Disney's 'Alice in Wonderland – 60th Anniversary Edition' comes to high-definition on a BD-50 Region-Free Blu-ray. It is paired with a DVD and they're housed inside a standard blue keepcase. Before getting to the menu, there are trailers for the new 'Winnie the Pooh' movie and the 'Bambi' Blu-ray, as well as ads for Disney 3D and anti-smoking. Also available on the disc are ads for Disney Movie Rewards, Disney Parks, 'Beverly Hills Chihuahua 2,' 'Tangled,' 'Dumbo,' 'Spooky Buddies,' and 'The Incredibles.'
Disney is one of the best companies releasing Blu-rays today. This is another stellar disc. The video is presented with a 1080p/AVC MPEG-4 encoded transfer at aspect ratio of 1.33:1 and suffers no blemishes or artifacts.. For those who want to fill the empty sides on their screen, the DisneyView option is present again, which provides themed artwork that matches the scenes.
The source looks extremely clean for a 60-year-old film. The colors are brilliant, especially impressive when there's a great mix of them close together, such as the scene with the Momeraths and the Cards marching in formation.
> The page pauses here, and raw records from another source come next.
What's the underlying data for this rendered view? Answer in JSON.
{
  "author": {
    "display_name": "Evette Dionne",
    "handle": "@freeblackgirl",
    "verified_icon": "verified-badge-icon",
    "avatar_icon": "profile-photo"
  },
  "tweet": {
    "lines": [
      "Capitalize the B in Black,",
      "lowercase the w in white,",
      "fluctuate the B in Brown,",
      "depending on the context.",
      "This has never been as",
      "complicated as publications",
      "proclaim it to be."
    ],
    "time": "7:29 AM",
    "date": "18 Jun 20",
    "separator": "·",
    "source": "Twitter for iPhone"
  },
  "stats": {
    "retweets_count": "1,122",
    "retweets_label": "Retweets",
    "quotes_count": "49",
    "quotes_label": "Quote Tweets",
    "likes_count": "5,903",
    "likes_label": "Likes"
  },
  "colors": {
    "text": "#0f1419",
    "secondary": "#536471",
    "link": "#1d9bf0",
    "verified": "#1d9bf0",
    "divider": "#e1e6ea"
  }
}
The bright yellow of Alice's hair and the blue of her dress shine, except when in a darkened area, and the Reds on display during the Queen of Hearts sequence are vibrant. Blacks are deep and inky, which contribute to a solid contrast.
When the animators include texture on objects and drew scenes with depth, those elements are apparent, though they aren't consistent throughout. Watercolors were used for the backgrounds on 'Snow White,' so the soft lines contribute to the appearance of depth. In contrast, 'Alice' used the same techniques on all objects, so everything has the same level of brightness and sharpness, diminishing distinction between the planes.
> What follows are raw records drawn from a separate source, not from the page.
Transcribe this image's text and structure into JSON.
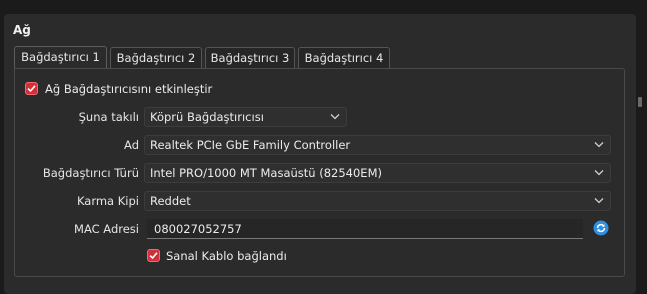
{
  "section": {
    "title": "Ağ"
  },
  "tabs": [
    {
      "label": "Bağdaştırıcı 1",
      "active": true
    },
    {
      "label": "Bağdaştırıcı 2",
      "active": false
    },
    {
      "label": "Bağdaştırıcı 3",
      "active": false
    },
    {
      "label": "Bağdaştırıcı 4",
      "active": false
    }
  ],
  "enable_adapter": {
    "label": "Ağ Bağdaştırıcısını etkinleştir",
    "checked": true
  },
  "attached_to": {
    "label": "Şuna takılı",
    "value": "Köprü Bağdaştırıcısı"
  },
  "name": {
    "label": "Ad",
    "value": "Realtek PCIe GbE Family Controller"
  },
  "adapter_type": {
    "label": "Bağdaştırıcı Türü",
    "value": "Intel PRO/1000 MT Masaüstü (82540EM)"
  },
  "promiscuous": {
    "label": "Karma Kipi",
    "value": "Reddet"
  },
  "mac": {
    "label": "MAC Adresi",
    "value": "080027052757"
  },
  "cable": {
    "label": "Sanal Kablo bağlandı",
    "checked": true
  },
  "colors": {
    "accent": "#d32f3a",
    "background": "#2b2b2b",
    "refresh": "#2f8fe0"
  },
  "icons": [
    "checkmark-icon",
    "chevron-down-icon",
    "refresh-icon"
  ]
}
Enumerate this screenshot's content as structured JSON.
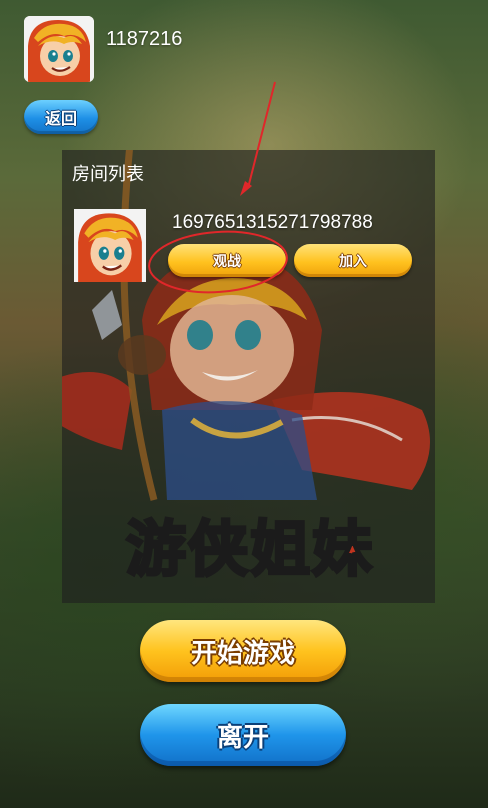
{
  "player": {
    "id": "1187216",
    "avatar_icon": "archer-girl-avatar-icon"
  },
  "back_label": "返回",
  "room_list": {
    "title": "房间列表",
    "rooms": [
      {
        "id": "1697651315271798788",
        "watch_label": "观战",
        "join_label": "加入",
        "avatar_icon": "archer-girl-avatar-icon"
      }
    ]
  },
  "logo": {
    "text_left": "游侠",
    "text_right": "姐妹"
  },
  "start_label": "开始游戏",
  "leave_label": "离开",
  "colors": {
    "yellow_button": "#ffc21f",
    "blue_button": "#1e8fe6",
    "annotation_red": "#e0272a",
    "panel_bg": "#1e1e1e"
  }
}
The audio is available in 5.1 DTS HD-MA mix and the original 2.0 Theatrical mix for the purists. The songs benefit most from the surround mix as the music and vocals immerse the viewer. The dialogue is clear and never hampered by the frequent chaos of the effects as a result of a well-balanced mix. The bass is apparent without being required to draw too much attention to itself. While items don't move around channels and the dynamic range isn’t required to be overly expansive, the 5.1 mix delivers a very satisfying experience for a 60-year-old film that barely reveals its age.
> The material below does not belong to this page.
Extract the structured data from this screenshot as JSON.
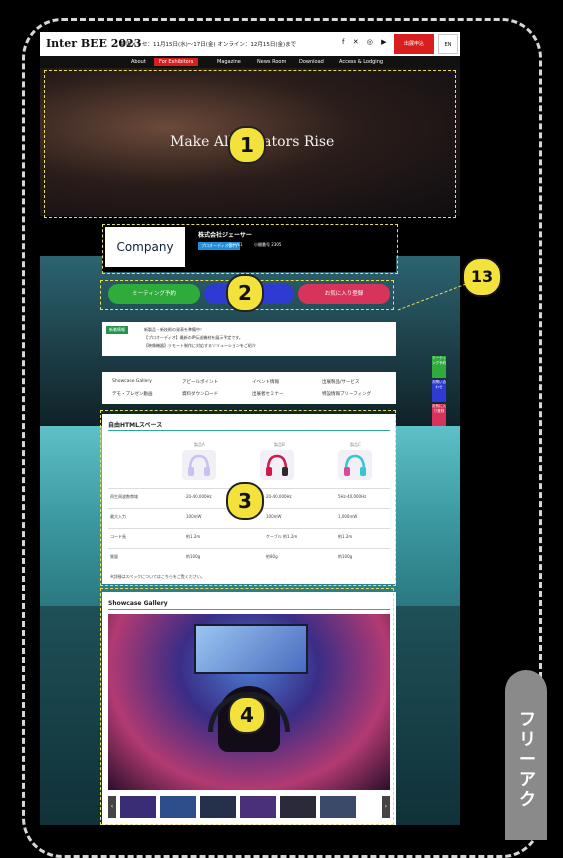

After the Pencil Test, the rest of the material is listed as Classic DVD Bonus Features from an earlier release.
Although there was great potential to do much more with Carroll's source material, Walt Disney created an entertaining trip to Wonderland for children and kids at heart. The film remains one of the most impressive adaptations. The presentation on Blu-ray is excellent, both from a technical standpoint and in its collection of Bonus Features. If consumers want high quality in their high definition products, the Disney Company continues to demonstrate they're a brand to trust. Highly Recommended!